I also can’t help but marvel at the potential logistical problems inherent to a kid-friendly sex store. It’s bound to invite all kinds of etiquette problems and blurred lines of conduct. Breast-feeding, for example, could easily take on a different, much more icky vibe in such a store. Any anthropomorphized vibrators (which I’ve never quite understood anyway, but to each his/her own) could easily be misunderstood and subsequently misused by the little ones who have not yet learned to share their toys. Plus, there’s always the possibility of those “eccentric”, potentially undesirable store patrons who might not match the ideal IKEA profile the store seems to be courting. Can such (ahem) “consumers” – and in all fairness, should they – be kept out of such a store?

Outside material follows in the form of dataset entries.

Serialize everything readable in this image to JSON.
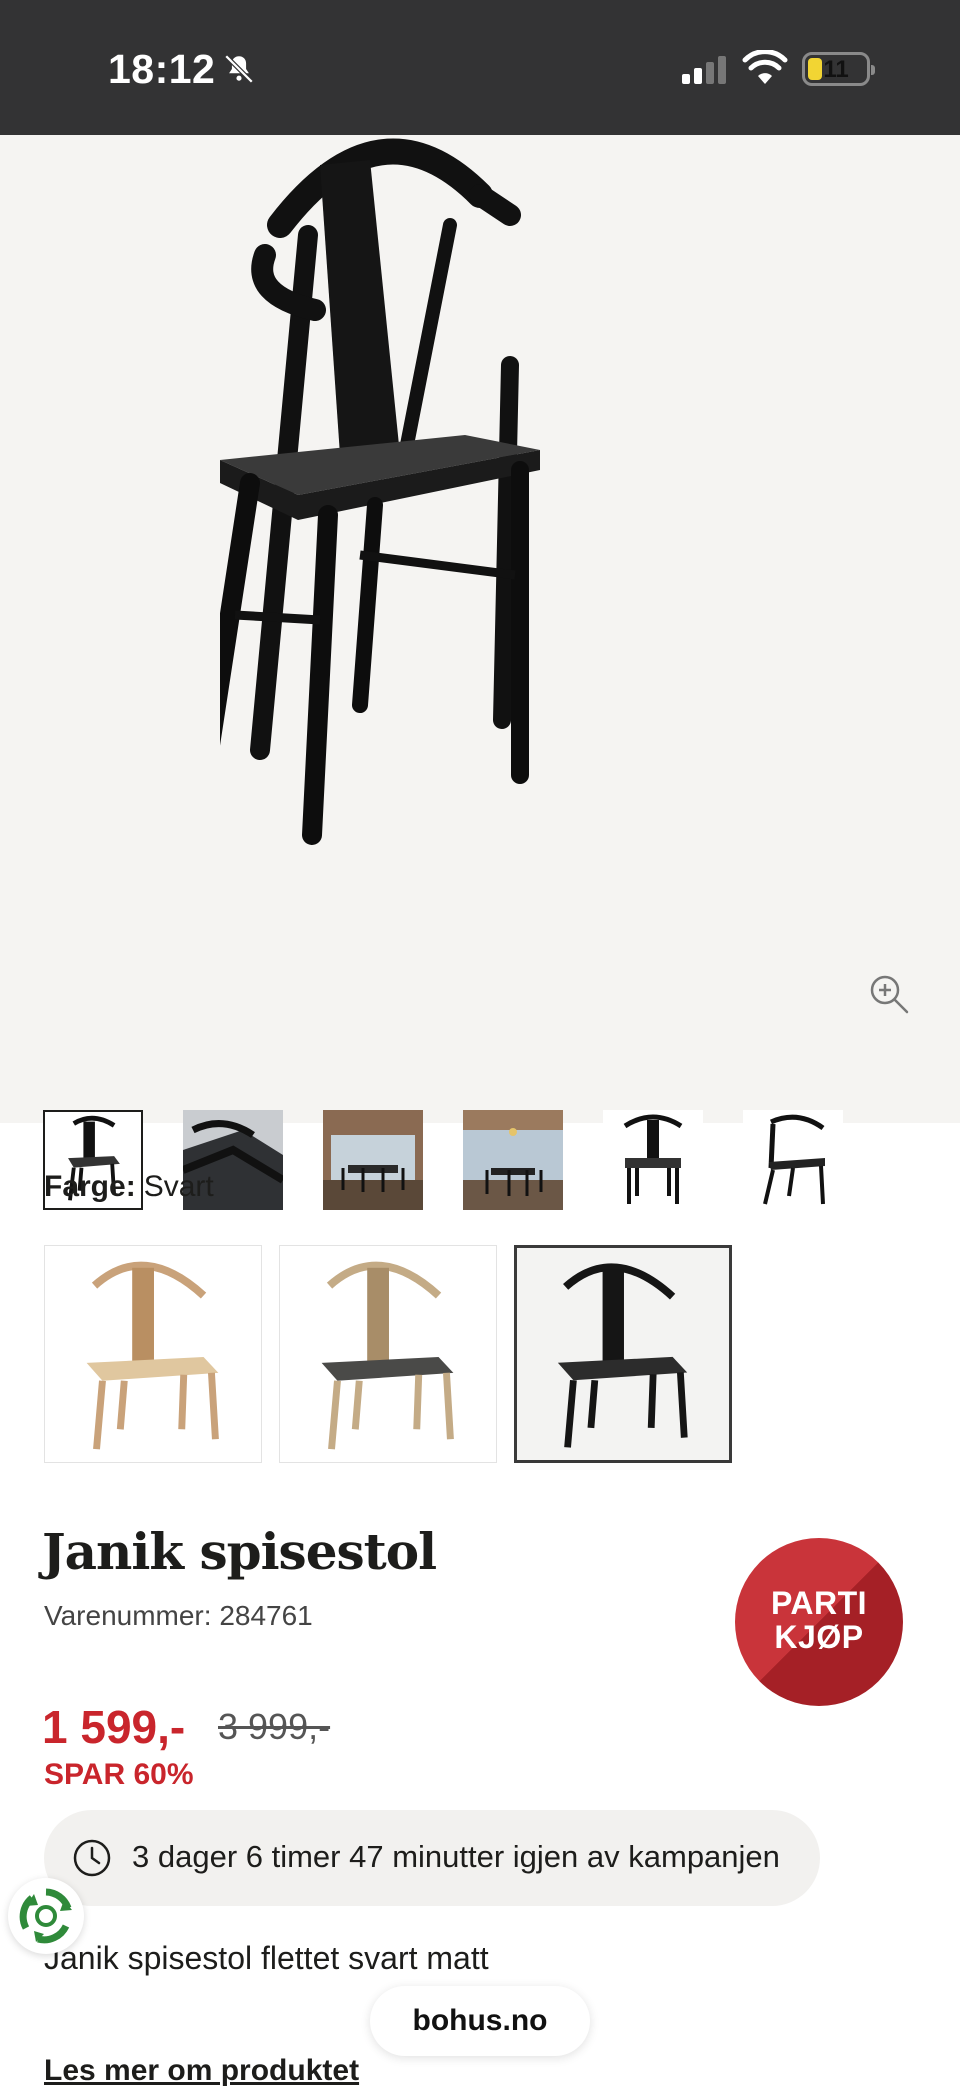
{
  "status_bar": {
    "time": "18:12",
    "battery": "11",
    "icons": [
      "bell-slash-icon",
      "signal-icon",
      "wifi-icon",
      "battery-icon"
    ]
  },
  "gallery": {
    "zoom_icon": "zoom-in-icon",
    "thumbnails": [
      {
        "name": "chair-front",
        "selected": true
      },
      {
        "name": "chair-closeup",
        "selected": false
      },
      {
        "name": "dining-room-interior",
        "selected": false
      },
      {
        "name": "dining-room-view",
        "selected": false
      },
      {
        "name": "chair-front-alt",
        "selected": false
      },
      {
        "name": "chair-side",
        "selected": false
      }
    ]
  },
  "color": {
    "label": "Farge:",
    "value": "Svart",
    "variants": [
      {
        "name": "natur",
        "selected": false,
        "frame": "#c9a27a",
        "seat": "#e0c79f"
      },
      {
        "name": "natur-gra",
        "selected": false,
        "frame": "#c4ab86",
        "seat": "#4a4a48"
      },
      {
        "name": "svart",
        "selected": true,
        "frame": "#151515",
        "seat": "#2c2c2c"
      }
    ]
  },
  "product": {
    "title": "Janik spisestol",
    "sku": "Varenummer: 284761",
    "badge": [
      "PARTI",
      "KJØP"
    ],
    "price": "1 599,-",
    "old_price": "3 999,-",
    "save": "SPAR 60%",
    "campaign": "3 dager 6 timer 47 minutter igjen av kampanjen",
    "description": "Janik spisestol flettet svart matt",
    "read_more": "Les mer om produktet"
  },
  "site_pill": "bohus.no",
  "colors": {
    "sale_red": "#c9252c",
    "badge_red": "#c9343a",
    "status_bar": "#333334",
    "gallery_bg": "#f5f4f2"
  }
}
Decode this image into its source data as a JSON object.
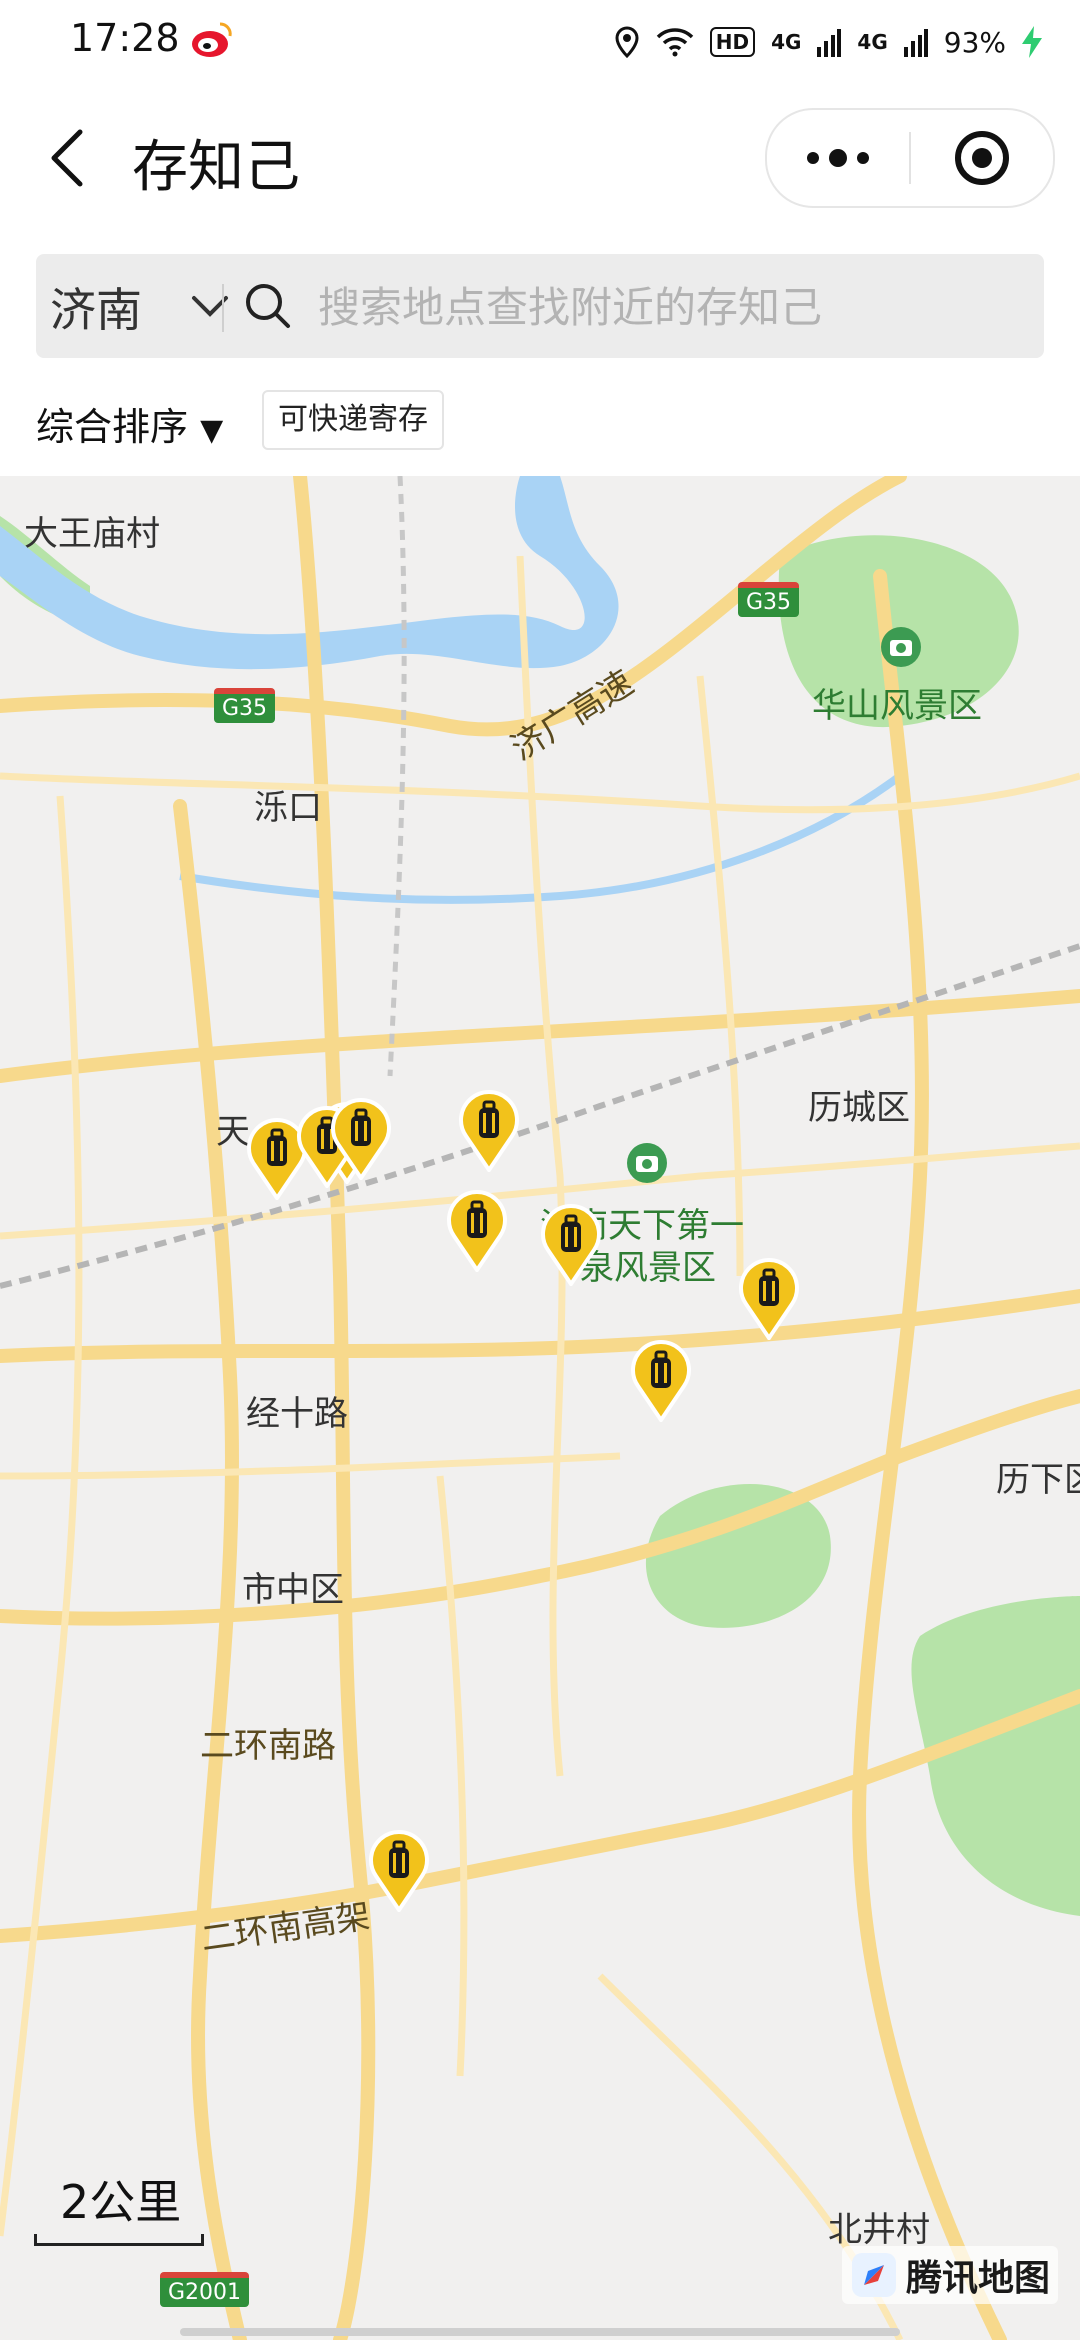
{
  "status_bar": {
    "time": "17:28",
    "hd": "HD",
    "net1": "4G",
    "net2": "4G",
    "battery": "93%"
  },
  "header": {
    "title": "存知己",
    "back_icon": "chevron-left-icon",
    "more_icon": "more-dots-icon",
    "close_icon": "target-circle-icon"
  },
  "search": {
    "city": "济南",
    "placeholder": "搜索地点查找附近的存知己"
  },
  "filters": {
    "sort_label": "综合排序",
    "sort_arrow": "▼",
    "express_label": "可快递寄存"
  },
  "map": {
    "labels": {
      "dawangmiao": "大王庙村",
      "luokou": "泺口",
      "huashan": "华山风景区",
      "jiguang": "济广高速",
      "licheng": "历城区",
      "tian": "天",
      "quancheng1": "济南天下第一",
      "quancheng2": "泉风景区",
      "jingshi": "经十路",
      "lixia": "历下区",
      "shizhong": "市中区",
      "erhuan": "二环南路",
      "erhuan_gaojia": "二环南高架",
      "beijing": "北井村"
    },
    "shields": {
      "g35_left": "G35",
      "g35_right": "G35",
      "g2001": "G2001"
    },
    "scale": "2公里",
    "provider": "腾讯地图",
    "pin_count": 10,
    "colors": {
      "pin": "#f2c21b",
      "road": "#f7d98c",
      "river": "#a9d3f5",
      "park": "#b6e3a8"
    }
  }
}
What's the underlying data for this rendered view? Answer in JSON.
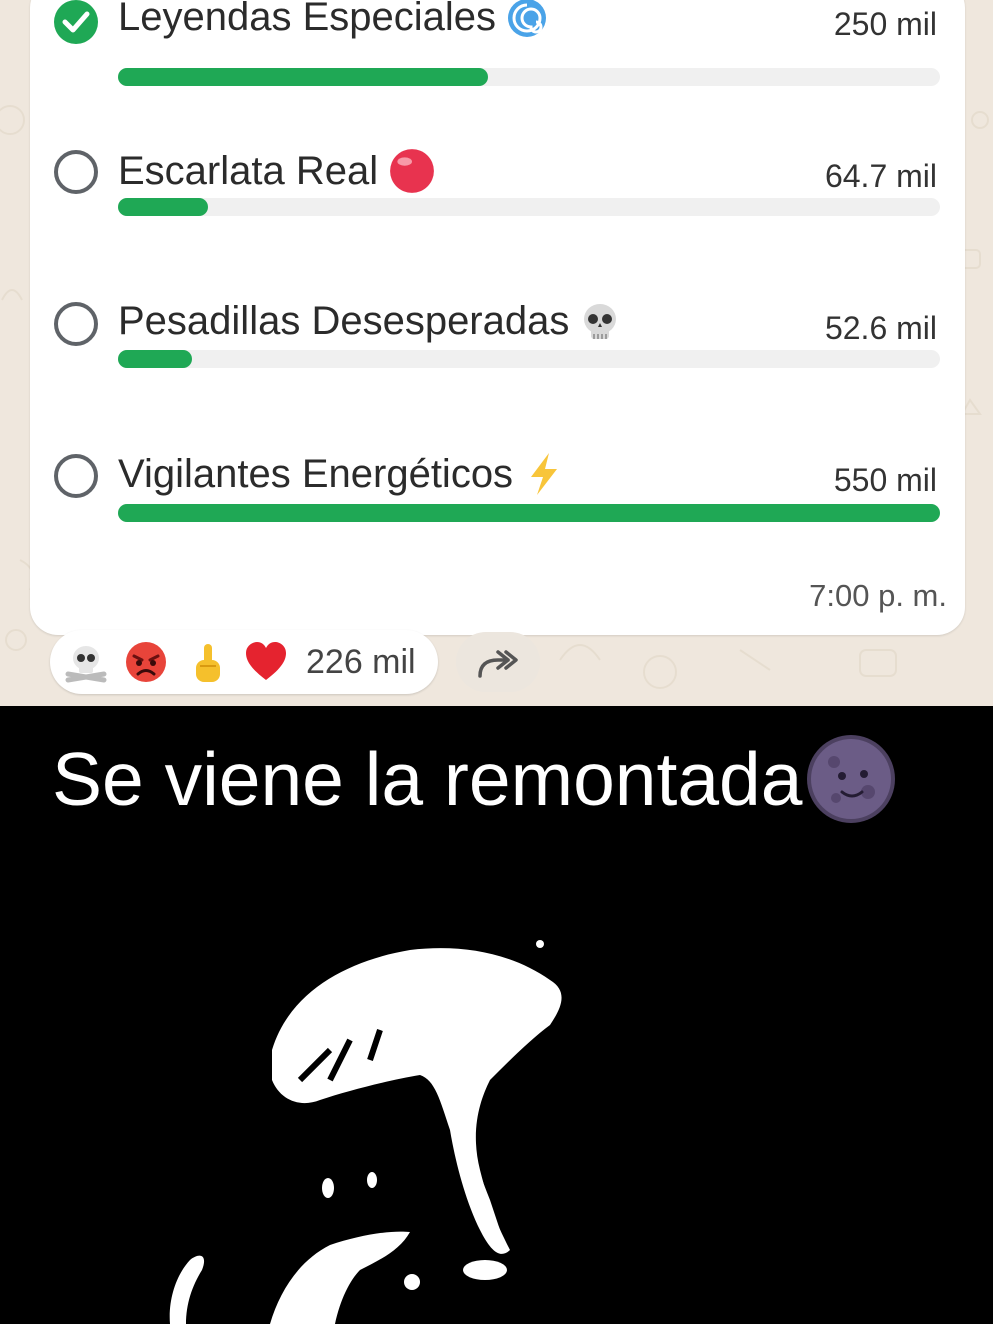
{
  "poll": {
    "options": [
      {
        "label": "Leyendas Especiales",
        "emoji": "cyclone-emoji",
        "count": "250 mil",
        "fraction": 0.45,
        "selected": true
      },
      {
        "label": "Escarlata Real",
        "emoji": "red-circle-emoji",
        "count": "64.7 mil",
        "fraction": 0.11,
        "selected": false
      },
      {
        "label": "Pesadillas Desesperadas",
        "emoji": "skull-emoji",
        "count": "52.6 mil",
        "fraction": 0.09,
        "selected": false
      },
      {
        "label": "Vigilantes Energéticos",
        "emoji": "lightning-emoji",
        "count": "550 mil",
        "fraction": 1.0,
        "selected": false
      }
    ],
    "time": "7:00 p. m."
  },
  "reactions": {
    "emojis": [
      "skull-crossbones-emoji",
      "angry-face-emoji",
      "middle-finger-emoji",
      "red-heart-emoji"
    ],
    "count": "226 mil"
  },
  "caption": {
    "text": "Se viene la remontada",
    "emoji": "new-moon-face-emoji"
  },
  "colors": {
    "accent": "#1fa855",
    "chat_background": "#efe7dd"
  }
}
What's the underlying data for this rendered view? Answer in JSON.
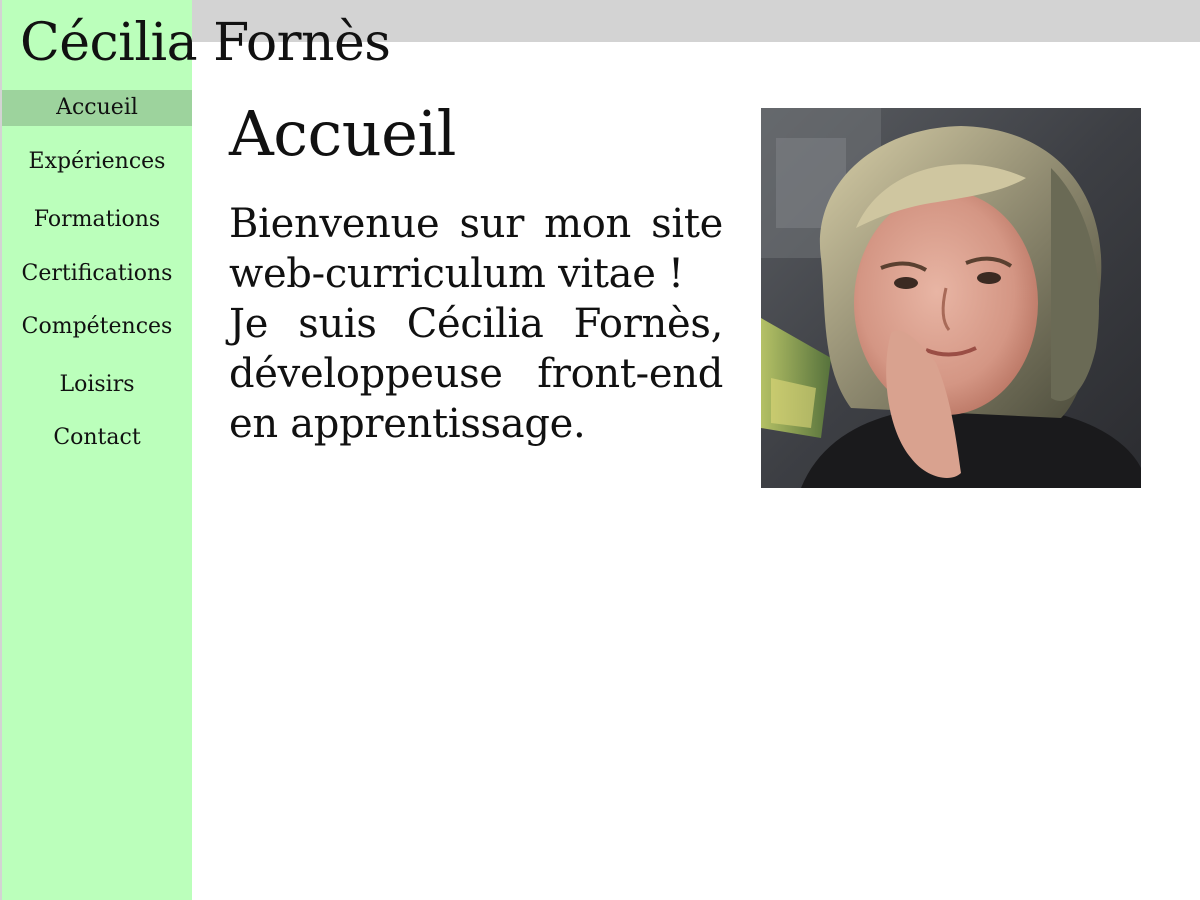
{
  "site": {
    "title": "Cécilia Fornès"
  },
  "nav": {
    "items": [
      {
        "label": "Accueil",
        "active": true
      },
      {
        "label": "Expériences",
        "active": false
      },
      {
        "label": "Formations",
        "active": false
      },
      {
        "label": "Certifications",
        "active": false
      },
      {
        "label": "Compétences",
        "active": false
      },
      {
        "label": "Loisirs",
        "active": false
      },
      {
        "label": "Contact",
        "active": false
      }
    ]
  },
  "main": {
    "title": "Accueil",
    "intro_line1": "Bienvenue sur mon site web-curriculum vitae !",
    "intro_line2": "Je suis Cécilia Fornès, développeuse front-end en apprentissage."
  },
  "colors": {
    "sidebar": "#bbffbb",
    "sidebar_active": "#9dd39d",
    "topbar": "#d3d3d3",
    "background": "#ffffff"
  }
}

I read a quote from the owner of the store, discussing a former customer whose particular predilection was to come to the store “dressed as an infant wearing a cloth diaper, sucking on a pacifier and clutching a rattle.” How perfect! In a setting with diaper-changing stations available, would this customer demand to be changed? And in such a setting, wouldn’t he have the right to ask?
I suppose it could be said that a store of this kind fosters open, healthy dialogue about sex between parents and kids. I’m certainly not suggesting that children ought to be sexually repressed or shamed, or that they shouldn’t be educated about sex in an open and healthy manner. But really, this isn’t about the sexual education of children. This is about dragging children into the sexual world of adults, a convergence most societies generally try to avoid. Sure, kids should be able to learn about sex without stigma or humiliation. I just don’t think junior needs to accompany mommy when she shops for a dildo-and-harness kit.
The way I see it, kid-friendliness is now well on its way to taking over ever last bastion of that mystery once known as “adulthood”. Will kid-friendliness finally absorb adulthood once and for all, leaving us all in a perpetual pseudo-childhood? And what about the young recipients of all of this “friendliness?” I can’t help but wonder what they’ll grow up to be like.